Ritter's Sundial Map
A rare and very intriguing map of the world using a uncommon variant of a polar projection that is known as a gnomonic projection, or sometimes commonly referred to as Ritter’s sundial map. The map was originally published in 1610 in Ritter’s Speculum Solis. The map has been described by Rodney Shirley as a “most unusual map projected from the North Pole as if it were the table of a sundial, with the landmasses drawn to scale in proportion to their distance form this point. The maps is thus highly distorted according to normal conceptions but it is nevertheless mathematically correct.”
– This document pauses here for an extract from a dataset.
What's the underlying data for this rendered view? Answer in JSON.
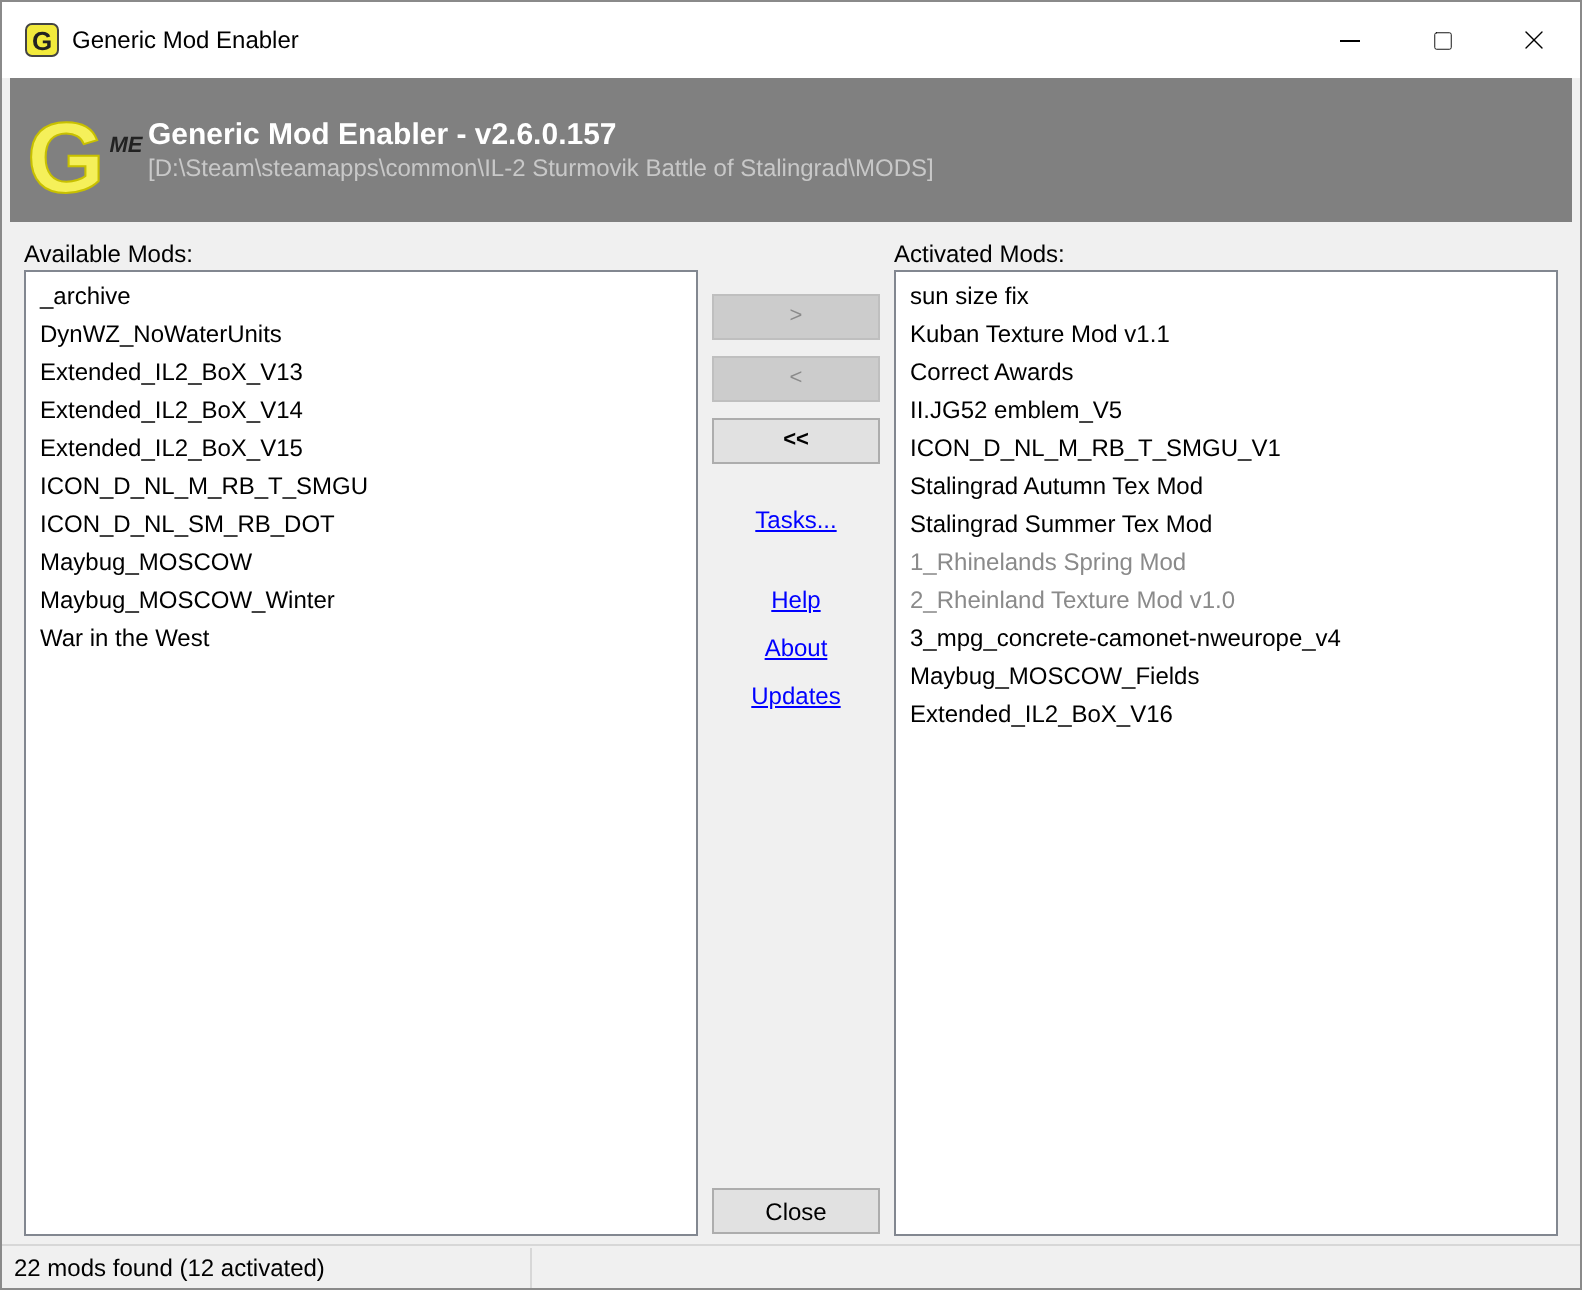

It has also been argued that the map has been designed to link time and space. With the use of a gnomon placed at 45 degrees N and 10 degrees E, the viewer would be able to follow the shadow that a sundial would cast and thus be able to tell time. It should be noted that the map is drawn in way that the sun’s shadow follows the latitude on which his native city, Nuremburg, is located.
It is also interesting to note, that although Ritter is using advanced mathematical concepts to portray this polar projection, the map retains an elegant and artistic charm with the use of a beautiful wind rose and its corresponding winds, ships, and mythical sea and land creatures.
As such, Ritter’s Sun Dial map is an essential addition not only to map collectors per se, but also provides a beautiful example of 17th Century artistry in the search for new ways of representing a changing worldview during a time of scientific upheaval and geographic discoveries.
(Sources: Shirley 270, Osher Map Library #9, Section 1. History of Cartography Project, No. 11: A Map of Time)